At JIC, public views are at the heart of our research strategy.
During 2015, scientists at the John Innes Centre carried out a public dialogue project to identify those factors the public would like us to take into consideration when planning our science programmes.
As a publicly-funded institute, it is important that people are involved in these discussions with scientists and that we reflect on public opinion. Engaging with the public is an important part of our overall mission statement.
We see some clear principles emerging – we are already thinking about these and how they will become embedded in our science strategy.
1. Preserve the right to do basic, curiosity-driven research
Fundamental discoveries in bioscience underpin scientific understanding and may lead to new breakthroughs. Much of JIC’s research is in this area; an example is the work with the soil bacteria Streptomyces which give rise to half the world’s antibiotics in use today. JIC scientists pioneered research in Streptomyces genetics more than 60 years ago and this work has contributed greatly to human health.
‘The greatest discoveries of our time came from people’s curiosity and wanting to satisfy it’- Online community
“It’s a case of if you don’t dig you aren’t going to find it. There is a reason that things are here, and that’s why we have scientists.” Birmingham
2. Consider research with the greatest scope to tackle the most serious global problems
Research has implications with far-reaching impact. For example, JIC’s wheat research has led to crop improvements in countries where millions of people struggle to produce enough to feed their families. The public would like JIC to continue a focus in this area, consider the applications of science that will improve lives for the greatest number of people and tackle diseases that are most severe in their effects.
‘Research to address crop production worldwide is more important as this affects more people than people in the UK.’- Online Principles Task
‘Solve world poverty’ / ‘Save lives! [Antibiotics]’ - Norwich
3. Consider who stands to gain from the outcomes of JIC research
The public felt it was important to consider potential end beneficiaries at the start of research programmes, so that JIC could be accountable to the public by considering consequences that may arise from research decisions.
How might the institute’s decisions affect the world longer term?’ - Stakeholder workshop / follow up interviews
‘Science influences the market and the market influences science’ - Online group
4. Use public money to address areas of interest that commercial interests will not
The public felt that JIC, as a publicly-funded institute, should consider research which may lie outside of the commercial sphere. For example, participants would like to see scientists taking account of the interests of small scale farmers as well as of multinational businesses, helping UK farmers as well as those abroad, and researching critical illnesses affecting UK citizens alongside global health.
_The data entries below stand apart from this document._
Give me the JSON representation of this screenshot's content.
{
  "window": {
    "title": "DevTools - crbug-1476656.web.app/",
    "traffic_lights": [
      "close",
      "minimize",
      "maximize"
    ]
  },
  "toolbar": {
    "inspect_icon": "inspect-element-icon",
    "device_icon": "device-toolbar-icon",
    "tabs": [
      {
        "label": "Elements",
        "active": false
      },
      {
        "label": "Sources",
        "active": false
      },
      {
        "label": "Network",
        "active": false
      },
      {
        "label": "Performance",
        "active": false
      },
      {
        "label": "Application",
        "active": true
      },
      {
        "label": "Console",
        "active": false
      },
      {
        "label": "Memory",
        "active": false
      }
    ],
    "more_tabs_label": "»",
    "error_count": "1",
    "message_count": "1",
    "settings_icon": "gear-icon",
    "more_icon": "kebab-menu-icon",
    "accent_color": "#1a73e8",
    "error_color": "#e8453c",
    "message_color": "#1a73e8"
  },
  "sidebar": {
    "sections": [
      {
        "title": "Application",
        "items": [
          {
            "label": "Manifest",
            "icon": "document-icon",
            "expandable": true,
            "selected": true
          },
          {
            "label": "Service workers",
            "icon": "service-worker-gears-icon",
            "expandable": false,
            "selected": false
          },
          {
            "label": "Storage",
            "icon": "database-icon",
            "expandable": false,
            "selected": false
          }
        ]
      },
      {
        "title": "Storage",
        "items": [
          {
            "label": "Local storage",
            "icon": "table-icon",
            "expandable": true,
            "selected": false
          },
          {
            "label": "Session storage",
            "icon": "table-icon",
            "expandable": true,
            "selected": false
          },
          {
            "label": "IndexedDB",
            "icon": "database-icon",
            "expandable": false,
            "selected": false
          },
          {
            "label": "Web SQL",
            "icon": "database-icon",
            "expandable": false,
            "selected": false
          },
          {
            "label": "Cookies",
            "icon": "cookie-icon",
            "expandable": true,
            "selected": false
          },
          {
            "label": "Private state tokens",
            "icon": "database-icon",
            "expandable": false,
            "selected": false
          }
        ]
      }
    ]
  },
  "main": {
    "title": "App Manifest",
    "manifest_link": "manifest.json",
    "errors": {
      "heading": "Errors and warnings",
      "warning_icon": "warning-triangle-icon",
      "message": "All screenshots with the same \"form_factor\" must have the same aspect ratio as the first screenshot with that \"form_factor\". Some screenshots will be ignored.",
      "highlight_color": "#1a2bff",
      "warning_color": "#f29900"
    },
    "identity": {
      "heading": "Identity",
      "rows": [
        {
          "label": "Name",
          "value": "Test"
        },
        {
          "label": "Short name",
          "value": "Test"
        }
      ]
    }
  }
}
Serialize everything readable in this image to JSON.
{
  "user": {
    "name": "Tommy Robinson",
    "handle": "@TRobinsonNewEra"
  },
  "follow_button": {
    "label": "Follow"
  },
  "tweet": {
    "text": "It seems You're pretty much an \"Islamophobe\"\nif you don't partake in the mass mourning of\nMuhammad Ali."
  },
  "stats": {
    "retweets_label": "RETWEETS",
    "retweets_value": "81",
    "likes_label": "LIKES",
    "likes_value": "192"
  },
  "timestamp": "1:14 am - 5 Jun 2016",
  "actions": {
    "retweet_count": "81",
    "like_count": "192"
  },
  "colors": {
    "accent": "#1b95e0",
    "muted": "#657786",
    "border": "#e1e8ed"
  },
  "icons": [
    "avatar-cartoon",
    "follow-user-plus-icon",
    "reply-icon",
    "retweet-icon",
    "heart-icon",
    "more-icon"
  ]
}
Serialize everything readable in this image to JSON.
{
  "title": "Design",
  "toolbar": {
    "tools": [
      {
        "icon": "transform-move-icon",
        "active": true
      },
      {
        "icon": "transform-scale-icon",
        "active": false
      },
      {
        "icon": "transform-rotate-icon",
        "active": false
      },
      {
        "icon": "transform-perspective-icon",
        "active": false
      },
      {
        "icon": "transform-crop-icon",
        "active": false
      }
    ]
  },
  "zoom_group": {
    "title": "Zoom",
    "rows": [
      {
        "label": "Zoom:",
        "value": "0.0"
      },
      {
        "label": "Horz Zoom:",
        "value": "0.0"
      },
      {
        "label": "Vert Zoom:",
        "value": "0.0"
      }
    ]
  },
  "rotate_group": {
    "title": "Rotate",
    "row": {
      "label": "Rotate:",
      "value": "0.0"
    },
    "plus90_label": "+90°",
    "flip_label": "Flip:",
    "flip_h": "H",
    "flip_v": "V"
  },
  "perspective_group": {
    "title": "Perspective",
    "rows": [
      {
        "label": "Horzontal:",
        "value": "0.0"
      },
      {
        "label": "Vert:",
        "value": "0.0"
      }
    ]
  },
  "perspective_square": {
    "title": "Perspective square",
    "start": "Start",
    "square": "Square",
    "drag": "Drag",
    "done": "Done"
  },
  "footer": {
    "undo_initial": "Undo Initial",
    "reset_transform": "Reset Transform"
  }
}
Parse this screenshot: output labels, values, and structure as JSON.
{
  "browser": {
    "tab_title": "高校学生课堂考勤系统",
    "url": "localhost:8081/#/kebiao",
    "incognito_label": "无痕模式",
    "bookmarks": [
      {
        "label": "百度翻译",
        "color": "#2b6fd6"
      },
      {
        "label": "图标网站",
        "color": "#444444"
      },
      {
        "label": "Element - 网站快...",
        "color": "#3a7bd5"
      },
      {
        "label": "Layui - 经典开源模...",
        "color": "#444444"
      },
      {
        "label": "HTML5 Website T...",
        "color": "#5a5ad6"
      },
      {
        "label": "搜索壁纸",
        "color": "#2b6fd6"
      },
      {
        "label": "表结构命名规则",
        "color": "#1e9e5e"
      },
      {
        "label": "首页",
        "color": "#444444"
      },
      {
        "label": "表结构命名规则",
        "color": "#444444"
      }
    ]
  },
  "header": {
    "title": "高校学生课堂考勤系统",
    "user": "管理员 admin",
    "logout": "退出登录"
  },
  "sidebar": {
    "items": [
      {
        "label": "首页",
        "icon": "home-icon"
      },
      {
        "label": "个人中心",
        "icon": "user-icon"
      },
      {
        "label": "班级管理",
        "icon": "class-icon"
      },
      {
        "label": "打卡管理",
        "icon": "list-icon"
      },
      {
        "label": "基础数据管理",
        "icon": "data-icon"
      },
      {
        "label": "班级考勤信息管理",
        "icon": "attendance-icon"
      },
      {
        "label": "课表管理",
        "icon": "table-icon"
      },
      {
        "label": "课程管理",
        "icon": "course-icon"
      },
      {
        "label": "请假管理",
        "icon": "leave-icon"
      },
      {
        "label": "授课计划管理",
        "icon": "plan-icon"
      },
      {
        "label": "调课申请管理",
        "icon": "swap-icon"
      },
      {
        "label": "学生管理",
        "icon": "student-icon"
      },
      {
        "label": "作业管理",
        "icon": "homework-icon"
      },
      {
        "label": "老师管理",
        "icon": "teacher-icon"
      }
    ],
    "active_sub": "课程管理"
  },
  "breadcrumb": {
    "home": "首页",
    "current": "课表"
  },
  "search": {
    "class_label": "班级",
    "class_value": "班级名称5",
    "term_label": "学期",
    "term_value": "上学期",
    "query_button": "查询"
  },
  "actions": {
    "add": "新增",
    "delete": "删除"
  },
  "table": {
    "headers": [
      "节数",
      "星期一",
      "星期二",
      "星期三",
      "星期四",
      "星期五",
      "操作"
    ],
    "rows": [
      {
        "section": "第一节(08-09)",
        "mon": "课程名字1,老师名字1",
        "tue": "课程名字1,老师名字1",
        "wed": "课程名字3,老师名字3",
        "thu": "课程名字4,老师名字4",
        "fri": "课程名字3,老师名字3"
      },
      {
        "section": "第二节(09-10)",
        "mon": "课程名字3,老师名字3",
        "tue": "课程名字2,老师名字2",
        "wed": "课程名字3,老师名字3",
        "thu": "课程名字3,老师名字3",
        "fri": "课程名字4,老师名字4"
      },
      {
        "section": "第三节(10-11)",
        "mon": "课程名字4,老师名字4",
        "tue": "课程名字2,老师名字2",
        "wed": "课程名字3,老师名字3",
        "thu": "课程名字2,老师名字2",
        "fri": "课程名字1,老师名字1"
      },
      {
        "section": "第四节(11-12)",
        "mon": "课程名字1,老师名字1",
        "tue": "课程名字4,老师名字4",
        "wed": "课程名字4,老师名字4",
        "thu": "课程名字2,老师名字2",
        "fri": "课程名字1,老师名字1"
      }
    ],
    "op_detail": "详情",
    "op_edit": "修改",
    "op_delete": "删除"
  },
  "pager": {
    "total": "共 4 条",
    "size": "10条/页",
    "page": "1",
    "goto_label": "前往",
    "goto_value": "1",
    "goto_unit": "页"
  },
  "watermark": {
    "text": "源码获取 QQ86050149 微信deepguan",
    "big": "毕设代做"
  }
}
‘I think there are enough people doing research to bring products to market so I really appreciate curiosity driven research.’ - Online principles
‘(It’s about) world communications, we’re doing our little piece, they’re doing theirs, but what if we could do it all together and share it, we might be able to progress more.’ - Norwich
5. Continue to recruit the brightest and the best
The public thought the creative and non-hierarchical structure throughout JIC was inspiring and wish the institute to continue to use broad recruitment criteria; choosing new scientists who are bright and interested rather than attempting to fill specific niche positions. They were supportive of how JIC operates, which reinforces the strength in science.
‘I like the idea of how you recruit. If you are thinking outside the box and just recruiting generally bright people it is good.’ - Birmingham
‘Building expertise in new fields, just like this scientist, who was telling us what she was doing, it’s new and she’s bringing her expertise…’ - Birmingham
6. Plan for flexibility to tackle the unforeseen
Although science programmes are long in their design and realisation, the public would like JIC to be mindful of emerging challenges, like global disease epidemics, and retain the flexibility to redeploy resources as fresh challenges arise.
‘At the moment JIC is more early stage than immediate. If, for example, Oxfam were funding research, they would look at what the crisis of the time is, like Sudan.’ - Norwich
‘I don’t think they can look too far into the future now, because the world is changing.’ - Birmingham
The dialogue project was conducted by Ipsos MORI and involved more than 450 members of the public in public workshop and online activities. It was funded by JIC, the institute’s main funding partner the Biotechnology and Biological Sciences Research Council (BBSRC), and Sciencewise - the UK’s national centre for public dialogue in policy making involving science and emerging technology issues. The process and report are undergoing independent evaluation by Gene Rowe and Richard Watermeyer.
The dialogue project was innovative in its design, which strove for impact at an institutional level and combined face-to-face workshops with a sustained online phase of webchats, online tasks and independently-hosted discussions. The face-to-face workshops, in Norwich and Birmingham, involved JIC researchers and 35 members of the public recruited to create a group which broadly reflects the general public, while 420 people signed up to take part in the online phase. In addition, Ipsos MORI consulted 17 other previously-conducted dialogue studies and ran an external advisory group of nine representatives of interested stakeholder groups.